DATASET RECORDS:
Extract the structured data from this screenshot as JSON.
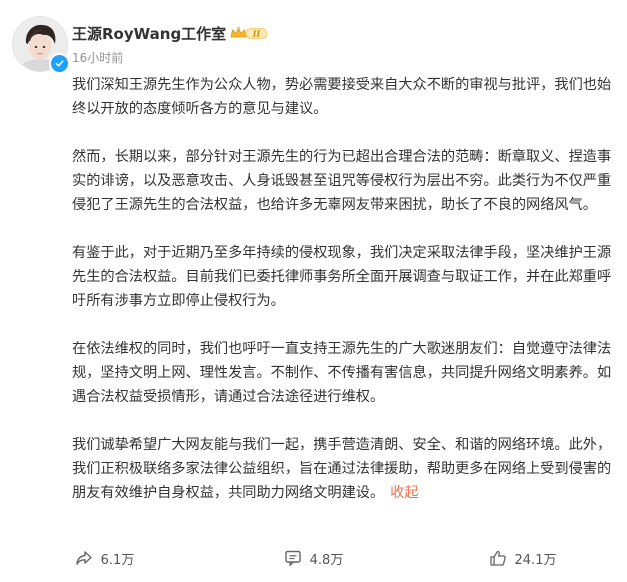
{
  "author": {
    "name": "王源RoyWang工作室",
    "timestamp": "16小时前",
    "verified_color": "#1aa1ff",
    "vip_badge_color": "#f5b82e"
  },
  "post": {
    "paragraphs": [
      "我们深知王源先生作为公众人物，势必需要接受来自大众不断的审视与批评，我们也始终以开放的态度倾听各方的意见与建议。",
      "然而，长期以来，部分针对王源先生的行为已超出合理合法的范畴：断章取义、捏造事实的诽谤，以及恶意攻击、人身诋毁甚至诅咒等侵权行为层出不穷。此类行为不仅严重侵犯了王源先生的合法权益，也给许多无辜网友带来困扰，助长了不良的网络风气。",
      "有鉴于此，对于近期乃至多年持续的侵权现象，我们决定采取法律手段，坚决维护王源先生的合法权益。目前我们已委托律师事务所全面开展调查与取证工作，并在此郑重呼吁所有涉事方立即停止侵权行为。",
      "在依法维权的同时，我们也呼吁一直支持王源先生的广大歌迷朋友们：自觉遵守法律法规，坚持文明上网、理性发言。不制作、不传播有害信息，共同提升网络文明素养。如遇合法权益受损情形，请通过合法途径进行维权。",
      "我们诚挚希望广大网友能与我们一起，携手营造清朗、安全、和谐的网络环境。此外，我们正积极联络多家法律公益组织，旨在通过法律援助，帮助更多在网络上受到侵害的朋友有效维护自身权益，共同助力网络文明建设。"
    ],
    "collapse_label": "收起",
    "link_color": "#eb7350"
  },
  "actions": {
    "share": {
      "icon": "share-icon",
      "count": "6.1万"
    },
    "comment": {
      "icon": "comment-icon",
      "count": "4.8万"
    },
    "like": {
      "icon": "thumbs-up-icon",
      "count": "24.1万"
    }
  }
}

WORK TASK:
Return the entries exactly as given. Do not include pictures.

ANSWER SECTION:
Extract the structured data from this screenshot as JSON.
{
  "author": {
    "name": "王源RoyWang工作室",
    "timestamp": "16小时前",
    "verified_color": "#1aa1ff",
    "vip_badge_color": "#f5b82e"
  },
  "post": {
    "paragraphs": [
      "我们深知王源先生作为公众人物，势必需要接受来自大众不断的审视与批评，我们也始终以开放的态度倾听各方的意见与建议。",
      "然而，长期以来，部分针对王源先生的行为已超出合理合法的范畴：断章取义、捏造事实的诽谤，以及恶意攻击、人身诋毁甚至诅咒等侵权行为层出不穷。此类行为不仅严重侵犯了王源先生的合法权益，也给许多无辜网友带来困扰，助长了不良的网络风气。",
      "有鉴于此，对于近期乃至多年持续的侵权现象，我们决定采取法律手段，坚决维护王源先生的合法权益。目前我们已委托律师事务所全面开展调查与取证工作，并在此郑重呼吁所有涉事方立即停止侵权行为。",
      "在依法维权的同时，我们也呼吁一直支持王源先生的广大歌迷朋友们：自觉遵守法律法规，坚持文明上网、理性发言。不制作、不传播有害信息，共同提升网络文明素养。如遇合法权益受损情形，请通过合法途径进行维权。",
      "我们诚挚希望广大网友能与我们一起，携手营造清朗、安全、和谐的网络环境。此外，我们正积极联络多家法律公益组织，旨在通过法律援助，帮助更多在网络上受到侵害的朋友有效维护自身权益，共同助力网络文明建设。"
    ],
    "collapse_label": "收起",
    "link_color": "#eb7350"
  },
  "actions": {
    "share": {
      "icon": "share-icon",
      "count": "6.1万"
    },
    "comment": {
      "icon": "comment-icon",
      "count": "4.8万"
    },
    "like": {
      "icon": "thumbs-up-icon",
      "count": "24.1万"
    }
  }
}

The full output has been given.